We Carry Their Bones: The Search for Justice at the Dozier School for Boys
By Erin Kimmerle
Children as young as 6 were sent to Florida’s Dozier School for Boys for “crimes” such as truancy or trespassing. First opened in 1900, the school wasn’t closed until 2011. In its century-long history, students were subjected to horrific abuse and forced labor, and official accounts indicate that 31 students died there. But when forensic anthropologist Erin Kimmerle tried to identify the bodies to reunite them with their families, she discovered at least twice that many deaths, and a community determined to keep its secrets. // Available June 14. Library catalog link here.
Meet Me by the Fountain: An Inside History of the Mall
By Alexandra Lange

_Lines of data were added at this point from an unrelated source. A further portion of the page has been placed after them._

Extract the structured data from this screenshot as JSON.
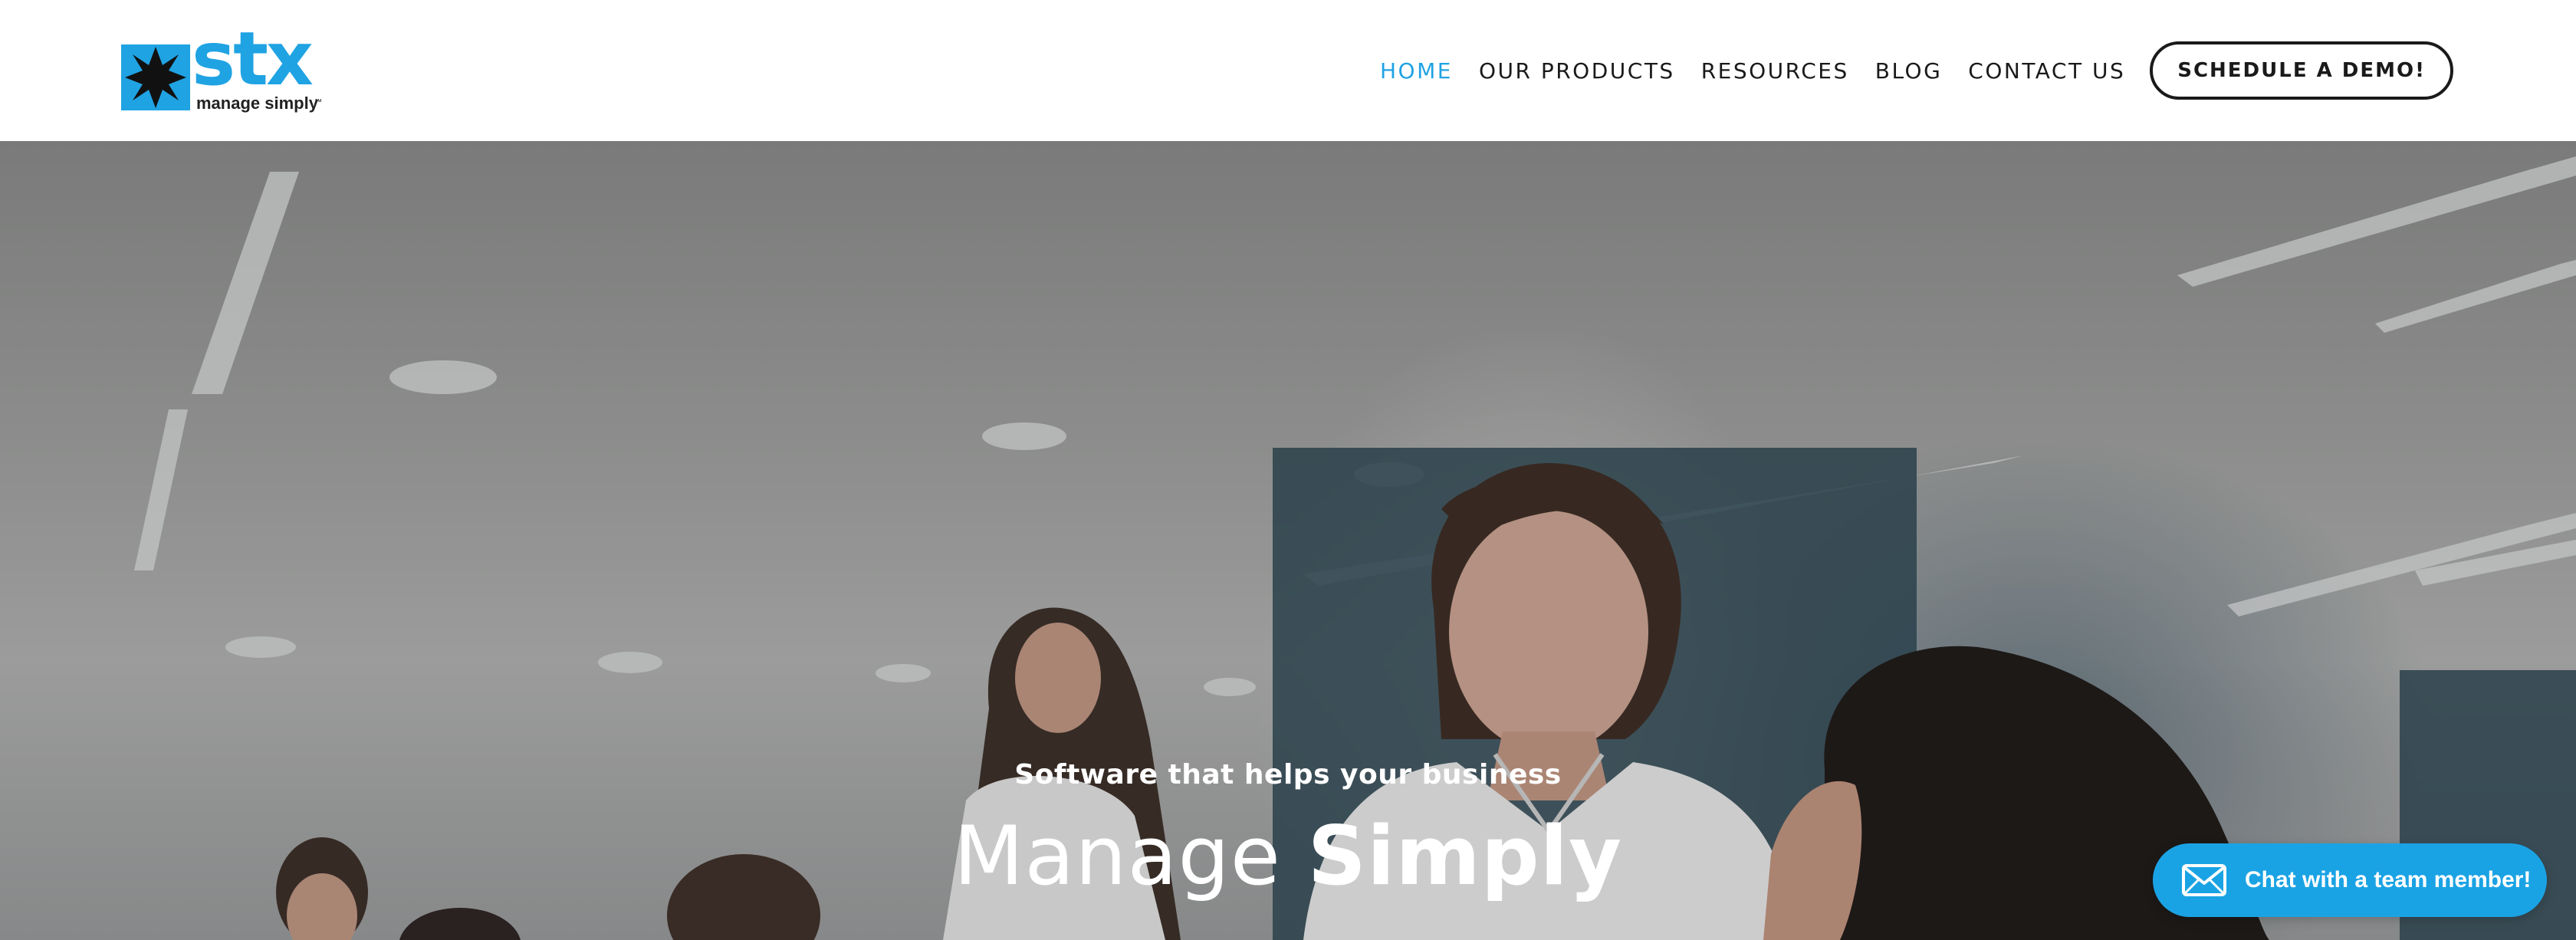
{
  "brand": {
    "name": "stx",
    "tagline": "manage simply",
    "trademark": "™",
    "primary_color": "#1fa3e3",
    "dark_color": "#1a1a1a",
    "icon": "star-logo-icon"
  },
  "nav": {
    "items": [
      {
        "label": "HOME",
        "active": true
      },
      {
        "label": "OUR PRODUCTS",
        "active": false
      },
      {
        "label": "RESOURCES",
        "active": false
      },
      {
        "label": "BLOG",
        "active": false
      },
      {
        "label": "CONTACT US",
        "active": false
      }
    ],
    "cta_label": "SCHEDULE A DEMO!"
  },
  "hero": {
    "subtitle": "Software that helps your business",
    "title_light": "Manage",
    "title_bold": "Simply"
  },
  "chat": {
    "label": "Chat with a team member!",
    "icon": "envelope-icon",
    "color": "#1aa3e4"
  }
}
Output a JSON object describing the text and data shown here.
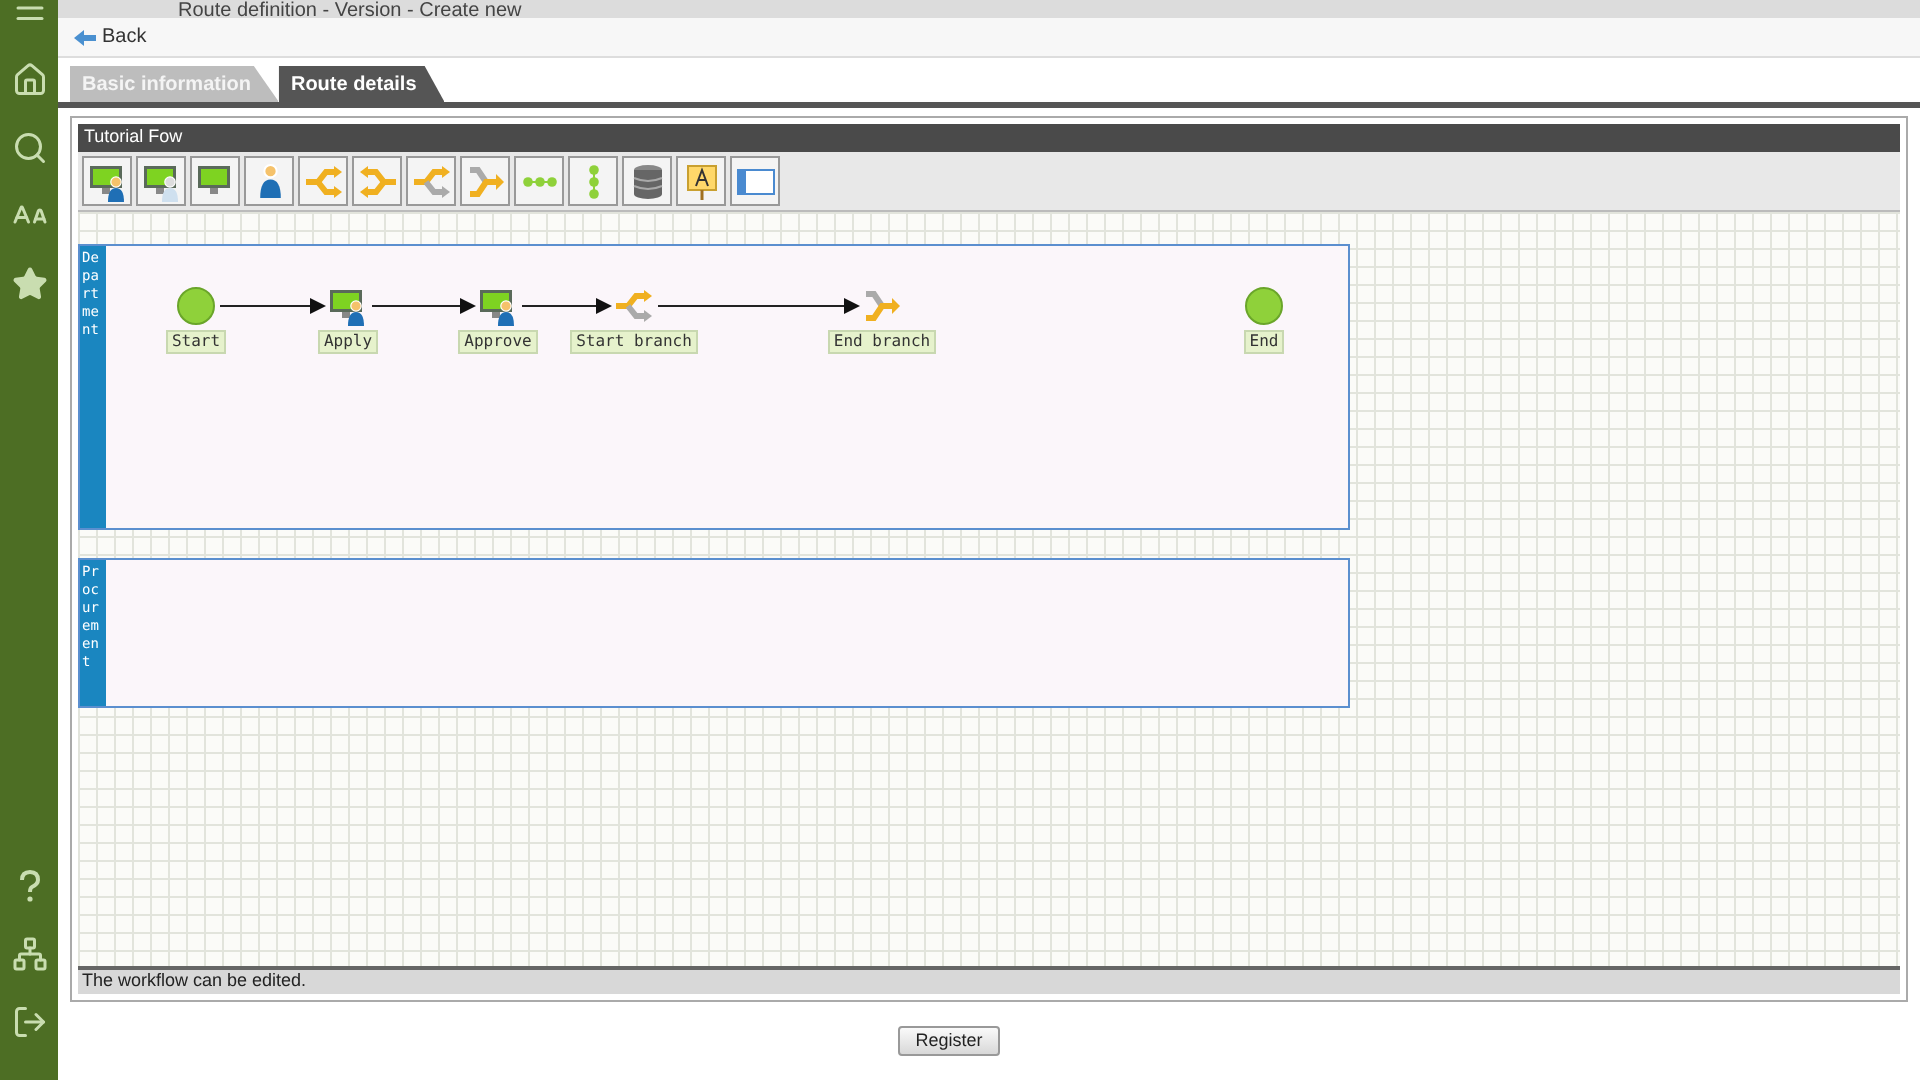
{
  "window": {
    "title": "Route definition - Version - Create new"
  },
  "back": {
    "label": "Back"
  },
  "tabs": [
    {
      "label": "Basic information",
      "selected": false
    },
    {
      "label": "Route details",
      "selected": true
    }
  ],
  "editor": {
    "title": "Tutorial Fow",
    "status": "The workflow can be edited."
  },
  "lanes": [
    {
      "label": "Department",
      "nodes": [
        {
          "kind": "start",
          "label": "Start",
          "arrow_to_next": true
        },
        {
          "kind": "task",
          "label": "Apply",
          "arrow_to_next": true
        },
        {
          "kind": "task",
          "label": "Approve",
          "arrow_to_next": true
        },
        {
          "kind": "split",
          "label": "Start branch",
          "arrow_to_next": true
        },
        {
          "kind": "join",
          "label": "End branch",
          "arrow_to_next": false
        },
        {
          "kind": "end",
          "label": "End"
        }
      ]
    },
    {
      "label": "Procurement"
    }
  ],
  "buttons": [
    {
      "label": "Register"
    }
  ]
}
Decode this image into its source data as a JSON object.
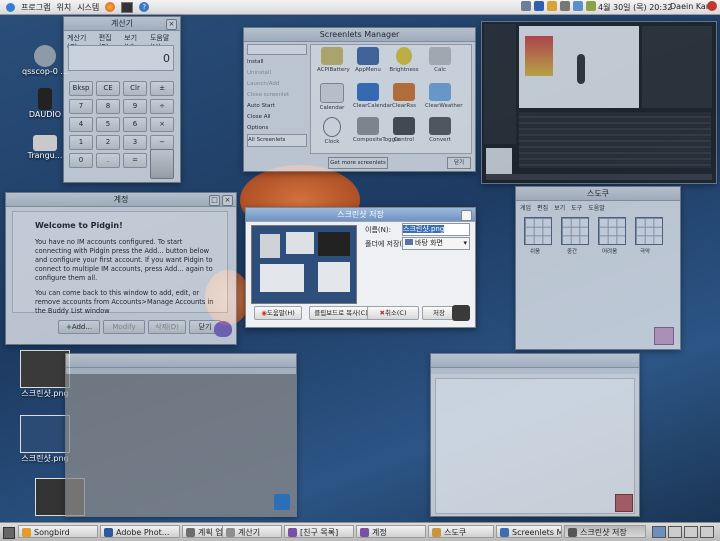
{
  "top_panel": {
    "menu": [
      "프로그램",
      "위치",
      "시스템"
    ],
    "date_time": "4월 30일 (목) 20:32",
    "user": "Daein Kang"
  },
  "desktop_icons": [
    {
      "label": "qsscop-0 ..."
    },
    {
      "label": "DAUDIO"
    },
    {
      "label": "Trangu..."
    },
    {
      "label": "스크린샷.png"
    },
    {
      "label": "스크린샷.png"
    }
  ],
  "calculator": {
    "title": "계산기",
    "menu": [
      "계산기(C)",
      "편집(E)",
      "보기(V)",
      "도움말(H)"
    ],
    "display": "0",
    "keys": [
      "Bksp",
      "CE",
      "Clr",
      "±",
      "7",
      "8",
      "9",
      "÷",
      "4",
      "5",
      "6",
      "×",
      "1",
      "2",
      "3",
      "−",
      "0",
      ".",
      "=",
      "+"
    ]
  },
  "screenlets": {
    "title": "Screenlets Manager",
    "sidebar": [
      "Install",
      "Uninstall",
      "Launch/Add",
      "Close screenlet",
      "Auto Start",
      "Close All",
      "Options",
      "All Screenlets"
    ],
    "items": [
      "ACPIBattery",
      "AppMenu",
      "Brightness",
      "Calc",
      "Calendar",
      "ClearCalendar",
      "ClearRss",
      "ClearWeather",
      "Clock",
      "CompositeToggle",
      "Control",
      "Convert"
    ],
    "get_more": "Get more screenlets",
    "close_label": "닫기"
  },
  "pidgin": {
    "title": "계정",
    "heading": "Welcome to Pidgin!",
    "para1": "You have no IM accounts configured. To start connecting with Pidgin press the Add... button below and configure your first account. If you want Pidgin to connect to multiple IM accounts, press Add... again to configure them all.",
    "para2": "You can come back to this window to add, edit, or remove accounts from Accounts>Manage Accounts in the Buddy List window",
    "buttons": [
      "Add...",
      "Modify",
      "삭제(D)",
      "닫기"
    ]
  },
  "screenshot_dialog": {
    "title": "스크린샷 저장",
    "name_label": "이름(N):",
    "name_value": "스크린샷.png",
    "folder_label": "폴더에 저장(F):",
    "folder_value": "바탕 화면",
    "buttons": [
      "도움말(H)",
      "클립보드로 복사(C)",
      "취소(C)",
      "저장"
    ]
  },
  "sudoku": {
    "title": "스도쿠",
    "menu": [
      "게임",
      "편집",
      "보기",
      "도구",
      "도움말"
    ],
    "puzzles": [
      "쉬움",
      "중간",
      "어려움",
      "극악"
    ]
  },
  "taskbar": [
    {
      "label": "Songbird",
      "color": "#e59a2c"
    },
    {
      "label": "Adobe Phot...",
      "color": "#2b5a9b"
    },
    {
      "label": "계획 업무...",
      "color": "#6d6d6d"
    },
    {
      "label": "계산기",
      "color": "#8e8e8e"
    },
    {
      "label": "[친구 목록]",
      "color": "#7b4fa3"
    },
    {
      "label": "계정",
      "color": "#7b4fa3"
    },
    {
      "label": "스도쿠",
      "color": "#c8963e"
    },
    {
      "label": "Screenlets M...",
      "color": "#3c6fb0"
    },
    {
      "label": "스크린샷 저장",
      "color": "#555"
    }
  ]
}
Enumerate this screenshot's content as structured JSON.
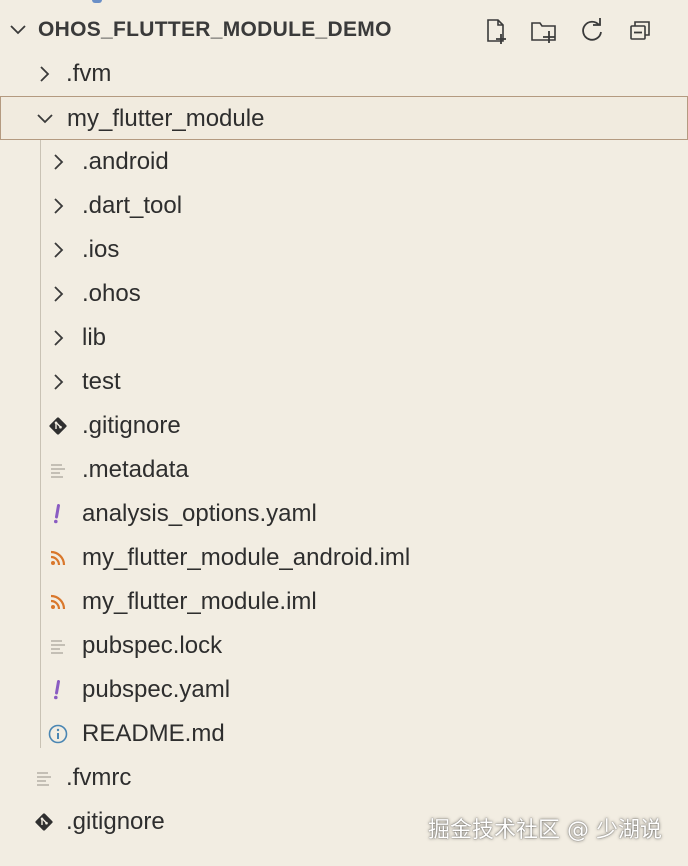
{
  "project": {
    "title": "OHOS_FLUTTER_MODULE_DEMO",
    "actions": [
      {
        "name": "new-file-icon"
      },
      {
        "name": "new-folder-icon"
      },
      {
        "name": "refresh-icon"
      },
      {
        "name": "collapse-all-icon"
      }
    ]
  },
  "tree": {
    "items": [
      {
        "label": ".fvm",
        "kind": "folder",
        "state": "collapsed",
        "depth": 1
      },
      {
        "label": "my_flutter_module",
        "kind": "folder",
        "state": "expanded",
        "depth": 1,
        "selected": true
      },
      {
        "label": ".android",
        "kind": "folder",
        "state": "collapsed",
        "depth": 2
      },
      {
        "label": ".dart_tool",
        "kind": "folder",
        "state": "collapsed",
        "depth": 2
      },
      {
        "label": ".ios",
        "kind": "folder",
        "state": "collapsed",
        "depth": 2
      },
      {
        "label": ".ohos",
        "kind": "folder",
        "state": "collapsed",
        "depth": 2
      },
      {
        "label": "lib",
        "kind": "folder",
        "state": "collapsed",
        "depth": 2
      },
      {
        "label": "test",
        "kind": "folder",
        "state": "collapsed",
        "depth": 2
      },
      {
        "label": ".gitignore",
        "kind": "file",
        "icon": "git-icon",
        "depth": 2
      },
      {
        "label": ".metadata",
        "kind": "file",
        "icon": "text-lines-icon",
        "depth": 2
      },
      {
        "label": "analysis_options.yaml",
        "kind": "file",
        "icon": "yaml-exclamation-icon",
        "depth": 2
      },
      {
        "label": "my_flutter_module_android.iml",
        "kind": "file",
        "icon": "rss-icon",
        "depth": 2
      },
      {
        "label": "my_flutter_module.iml",
        "kind": "file",
        "icon": "rss-icon",
        "depth": 2
      },
      {
        "label": "pubspec.lock",
        "kind": "file",
        "icon": "text-lines-icon",
        "depth": 2
      },
      {
        "label": "pubspec.yaml",
        "kind": "file",
        "icon": "yaml-exclamation-icon",
        "depth": 2
      },
      {
        "label": "README.md",
        "kind": "file",
        "icon": "info-icon",
        "depth": 2
      },
      {
        "label": ".fvmrc",
        "kind": "file",
        "icon": "text-lines-icon",
        "depth": 1
      },
      {
        "label": ".gitignore",
        "kind": "file",
        "icon": "git-icon",
        "depth": 1
      }
    ]
  },
  "watermark": "掘金技术社区 @ 少湖说",
  "colors": {
    "background": "#f2ede2",
    "selection_border": "#b49a80",
    "yaml": "#8a5cc2",
    "rss": "#d9772b",
    "info": "#4a86b3",
    "git": "#2f2f2f",
    "lines": "#a9a49a"
  }
}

Design critic Alexandra Lange tracks the history of the American shopping mall, tracing its origins in the economic boom of post-war America through the current day. Following the pioneers who coined the concept and shopping trends through time, Lange offers an unflinching look at how malls were designed to keep out certain groups of people, especially ethnic minorities. Despite this troubled history, the author proposes new ways that malls might be reborn as communal spaces for the 21st century. // Available June 14. Library catalog link here.
The Divorce Colony: How Women Revolutionized Marriage and Found Freedom on the American Frontier
By April White
In the late 19th century, Sioux Falls was the place to get a divorce. With five rail lines, a luxury hotel and a residency requirement of only 90 days, South Dakota offered women of means a way to end their marriages. April White follows the stories of four women who traveled to the frontier to get unhitched, exploring the politics and societal reactions to the state’s relatively lax laws—and how they helped change attitudes about not just divorce, but marriage itself. // Available June 14. Library catalog link here.
Tree Thieves: Crime and Survival in North America’s Woods
By Lyndsie Bourgon
Stolen timber accounts for nearly 30% of the global market. Lyndsie Bourgon interviews poachers, law enforcement, local residents, activists, Indigenous community members and scientists to try to make sense of timber poaching. Centering mostly on the Pacific Northwest, the book presents a fascinating look at a crime, what drives people to commit it, and its devastating economic and ecological consequences. // Available June 21. Library catalog link here.
By Alex Gino
Sam does not like their history teacher’s take on history—including his tendency to focus exclusively on dead, straight, cis white men. When a contest to determine a new local history statue leads to a class project, Sam and their best friend TJ search for a historic figure their teacher wouldn’t talk about, landing on real-life turn-of-the-century lesbian photographer Alice Austen. By connecting more with local, queer history, they challenge their teacher’s assumptions about who is important in this feel-good, thoughtful read. // Available June 7. Library catalog link here.
By Joanna Ho
Maybelline and her parents are left reeling after her brother, Danny, dies by suicide. Their pain is only compounded when a local tech mogul attributes Danny’s death to the pressures Asian parents put on their children. Appalled by the mogul’s comments and the hate her parents receive from others who share his assumptions, May channels her feelings into a poem, which she then publishes in the local paper. The poem sparks intense conversation, both inside and outside the local Chinese community, and the backlash threatens May’s mother’s job. An illuminating story of silence, mental illness, racism, classism and finding your voice. // Available June 14. Library catalog link here.